_WHAT IS EXPECTED_.
Where a picture appears, leave it out; copy everything else in the records exactly.

_RAW DATA_.
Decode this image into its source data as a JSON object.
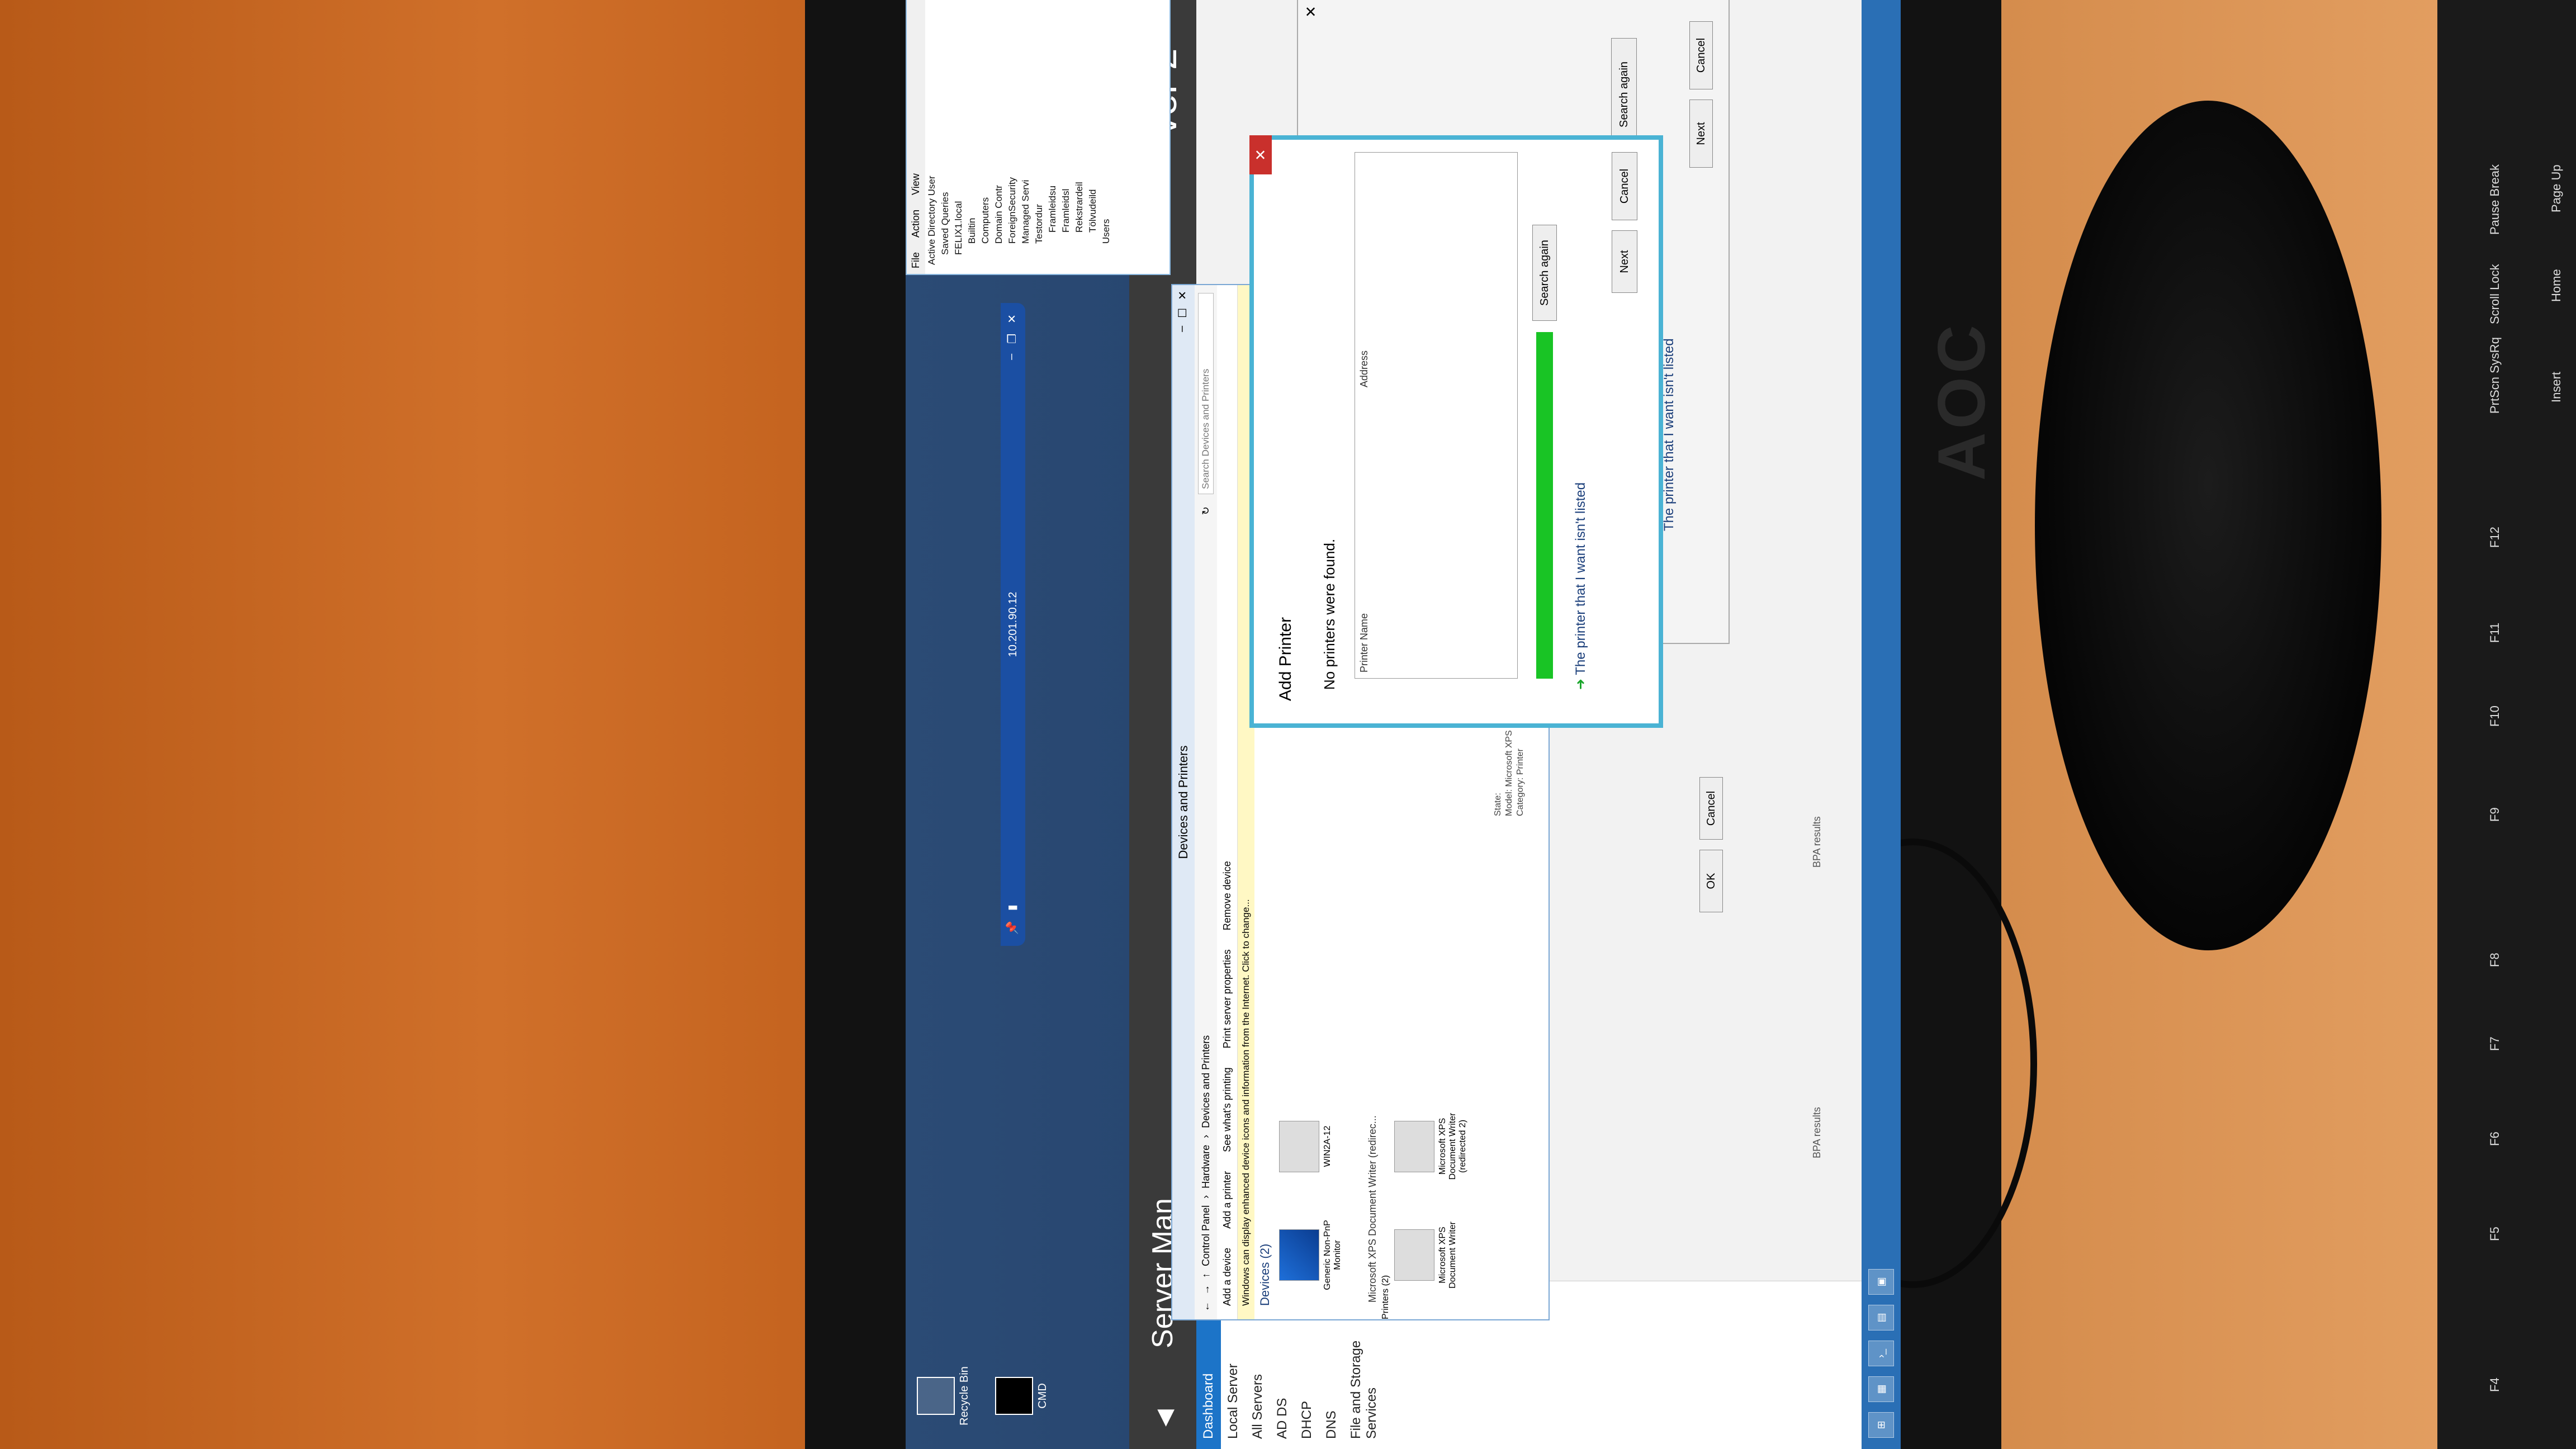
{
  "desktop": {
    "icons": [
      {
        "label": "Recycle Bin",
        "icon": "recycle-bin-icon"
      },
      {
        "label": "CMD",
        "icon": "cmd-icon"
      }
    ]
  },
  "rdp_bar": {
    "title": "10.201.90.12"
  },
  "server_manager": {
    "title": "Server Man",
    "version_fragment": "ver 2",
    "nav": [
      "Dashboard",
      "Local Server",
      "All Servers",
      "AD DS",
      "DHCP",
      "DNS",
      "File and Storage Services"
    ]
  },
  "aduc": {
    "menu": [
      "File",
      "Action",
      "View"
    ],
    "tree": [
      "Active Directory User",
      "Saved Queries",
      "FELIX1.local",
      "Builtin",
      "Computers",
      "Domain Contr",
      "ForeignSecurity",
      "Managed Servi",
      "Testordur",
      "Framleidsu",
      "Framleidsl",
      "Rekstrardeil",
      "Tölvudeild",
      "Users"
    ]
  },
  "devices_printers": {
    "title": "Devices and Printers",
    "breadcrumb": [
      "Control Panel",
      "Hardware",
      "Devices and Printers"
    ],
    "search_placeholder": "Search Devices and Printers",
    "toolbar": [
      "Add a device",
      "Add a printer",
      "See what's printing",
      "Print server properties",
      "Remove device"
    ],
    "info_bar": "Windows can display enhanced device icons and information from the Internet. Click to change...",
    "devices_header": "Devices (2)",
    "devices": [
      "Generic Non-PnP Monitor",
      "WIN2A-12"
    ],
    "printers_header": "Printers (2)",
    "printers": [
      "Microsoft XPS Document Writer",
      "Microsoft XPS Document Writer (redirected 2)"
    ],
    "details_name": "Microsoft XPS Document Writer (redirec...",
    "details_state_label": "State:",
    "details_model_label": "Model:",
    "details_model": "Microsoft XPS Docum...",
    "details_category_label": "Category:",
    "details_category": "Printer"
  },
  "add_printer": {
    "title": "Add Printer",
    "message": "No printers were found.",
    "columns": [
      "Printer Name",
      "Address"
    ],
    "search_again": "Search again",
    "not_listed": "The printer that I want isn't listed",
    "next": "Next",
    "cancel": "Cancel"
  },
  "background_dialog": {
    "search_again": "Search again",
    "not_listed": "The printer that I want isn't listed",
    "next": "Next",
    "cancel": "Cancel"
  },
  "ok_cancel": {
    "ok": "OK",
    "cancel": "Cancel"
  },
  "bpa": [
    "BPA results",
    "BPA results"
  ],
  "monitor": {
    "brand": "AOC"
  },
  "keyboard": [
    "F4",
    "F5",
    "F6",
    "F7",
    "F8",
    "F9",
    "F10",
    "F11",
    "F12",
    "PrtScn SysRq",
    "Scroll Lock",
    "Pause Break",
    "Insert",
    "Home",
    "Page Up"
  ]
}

_SOLUTION_.
Decode this image into its source data as a JSON object.
{
  "desktop": {
    "icons": [
      {
        "label": "Recycle Bin",
        "icon": "recycle-bin-icon"
      },
      {
        "label": "CMD",
        "icon": "cmd-icon"
      }
    ]
  },
  "rdp_bar": {
    "title": "10.201.90.12"
  },
  "server_manager": {
    "title": "Server Man",
    "version_fragment": "ver 2",
    "nav": [
      "Dashboard",
      "Local Server",
      "All Servers",
      "AD DS",
      "DHCP",
      "DNS",
      "File and Storage Services"
    ]
  },
  "aduc": {
    "menu": [
      "File",
      "Action",
      "View"
    ],
    "tree": [
      "Active Directory User",
      "Saved Queries",
      "FELIX1.local",
      "Builtin",
      "Computers",
      "Domain Contr",
      "ForeignSecurity",
      "Managed Servi",
      "Testordur",
      "Framleidsu",
      "Framleidsl",
      "Rekstrardeil",
      "Tölvudeild",
      "Users"
    ]
  },
  "devices_printers": {
    "title": "Devices and Printers",
    "breadcrumb": [
      "Control Panel",
      "Hardware",
      "Devices and Printers"
    ],
    "search_placeholder": "Search Devices and Printers",
    "toolbar": [
      "Add a device",
      "Add a printer",
      "See what's printing",
      "Print server properties",
      "Remove device"
    ],
    "info_bar": "Windows can display enhanced device icons and information from the Internet. Click to change...",
    "devices_header": "Devices (2)",
    "devices": [
      "Generic Non-PnP Monitor",
      "WIN2A-12"
    ],
    "printers_header": "Printers (2)",
    "printers": [
      "Microsoft XPS Document Writer",
      "Microsoft XPS Document Writer (redirected 2)"
    ],
    "details_name": "Microsoft XPS Document Writer (redirec...",
    "details_state_label": "State:",
    "details_model_label": "Model:",
    "details_model": "Microsoft XPS Docum...",
    "details_category_label": "Category:",
    "details_category": "Printer"
  },
  "add_printer": {
    "title": "Add Printer",
    "message": "No printers were found.",
    "columns": [
      "Printer Name",
      "Address"
    ],
    "search_again": "Search again",
    "not_listed": "The printer that I want isn't listed",
    "next": "Next",
    "cancel": "Cancel"
  },
  "background_dialog": {
    "search_again": "Search again",
    "not_listed": "The printer that I want isn't listed",
    "next": "Next",
    "cancel": "Cancel"
  },
  "ok_cancel": {
    "ok": "OK",
    "cancel": "Cancel"
  },
  "bpa": [
    "BPA results",
    "BPA results"
  ],
  "monitor": {
    "brand": "AOC"
  },
  "keyboard": [
    "F4",
    "F5",
    "F6",
    "F7",
    "F8",
    "F9",
    "F10",
    "F11",
    "F12",
    "PrtScn SysRq",
    "Scroll Lock",
    "Pause Break",
    "Insert",
    "Home",
    "Page Up"
  ]
}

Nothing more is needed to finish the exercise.